N.T. Wright, Mark for Everyone, pp.12-13. 

Question to Consider
How we speak with authority without letting it turn into arrogance?

Prayer
Almighty Father, keep me humble so that when you speak to others through my words and actions, they hear and see you, not me. Amen.

Conclude with Silence (2 minutes)


Day 4 – Giving Gratitude

Silence, Stillness and Centering before God (2 minutes)

Scripture Reading – Mark 1:29-31

Although this tiny section is only three verses long, it is actually an event that is described in all three synoptic gospels, and though each writer presents the same basic story, each also gives it a little twist by offering a particular detail unique to their telling. In Matthew, Jesus merely touches Simon’s mother-in-law’s hand; here in Mark, he actually helps her up. In Luke, he verbally rebukes the fever and it leaves. These are not contradictions that undermine the veracity of the encounter; they are details chosen to emphasise something of the character of Jesus in each case. Mark seems to want to emphasise the compassion of Jesus, not just in the healing, but in the care and gentleness with which Jesus helps her to her feet afterwards.

The episode itself is not a story about submission and subservience, but about thanks and gratitude. So grateful was Simon’s mother-in-law that her immediate response upon being healed was to get up and wait upon Jesus and his disciples. Though we may think that it was “only” a fever, Simon’s mother-in-law saw things differently. Jesus had helped her and restored her to health; her immediate thought was: “How can I show this man my gratitude? How can I offer him thanks for what he has done?” Jesus has done – and continues to do – so much for us. We need to make sure that we show him how genuinely grateful we are.

Questions to Consider
What stops you being grateful? What are the things that blind you to how good God is? How do we make sure we recapture the reality of gratitude and offer it to God?

Prayer
Loving Father, forgive me when I am ungrateful and lost in my petty jealousies and blinded by entitlement. Remind me of your love and let me see all you have done for me. In Jesus’ name, Amen.

Conclude with Silence (2 minutes)


Day 5 – Why Keep Quiet?

Silence, Stillness and Centering before God (2 minutes)

Scripture Reading – Mark 1:32-34

Jesus had shown the people who he was and why he had come. He had taught with unprecedented authority. He had driven out evil spirits, showing that he had power and authority over the powers of darkness. He had healed a woman, displaying his mastery of healing. People were starting to talk about him and his fame was beginning to spread throughout the countryside. The man who had proclaimed the coming of the kingdom of God and who had called people to repent and turn back to God was certainly getting his message out there, both in words and signs and deeds. So why does he command the demons he has just evicted to stay silent? Why, later on in the gospel (verse 44 of the current chapter being the first instance) does he also tell people to keep silent about him?

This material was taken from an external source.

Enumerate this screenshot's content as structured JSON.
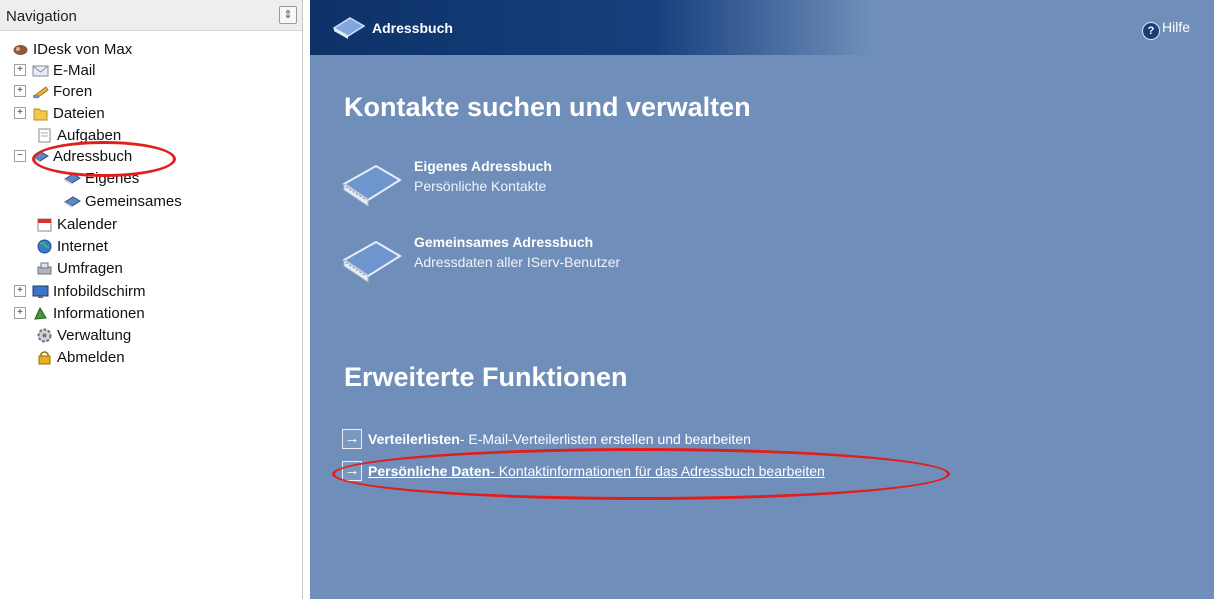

Firstly, in the case of the demons, Jesus probably wanted people to believe he was the Messiah because of his words and actions, not because of the testimony of some recently exorcised demonic powers. People should be paying attention to his words, not theirs. Secondly, telling the demons to shut up was a further example of his authority over them. Jesus was in charge, wherever they went, whatever they tried to do. Thirdly, and this applies to his injunction to people to remain silent too, he had only just embarked on his ministry and opposition from the earthly powers that be would no doubt arise so much quicker if word of what he was doing was to prematurely spread throughout the land. He may be the Messiah, but he still needs time for people to encounter him up close and in person. It can’t all be hearsay.

Question to Consider
Why do you think Jesus told the demons to keep quiet?

Prayer
Heavenly Father, may people meet you through what we say and do; may people see your love shining in us at all times. In Jesus’ name, Amen.

Conclude with Silence (2 minutes)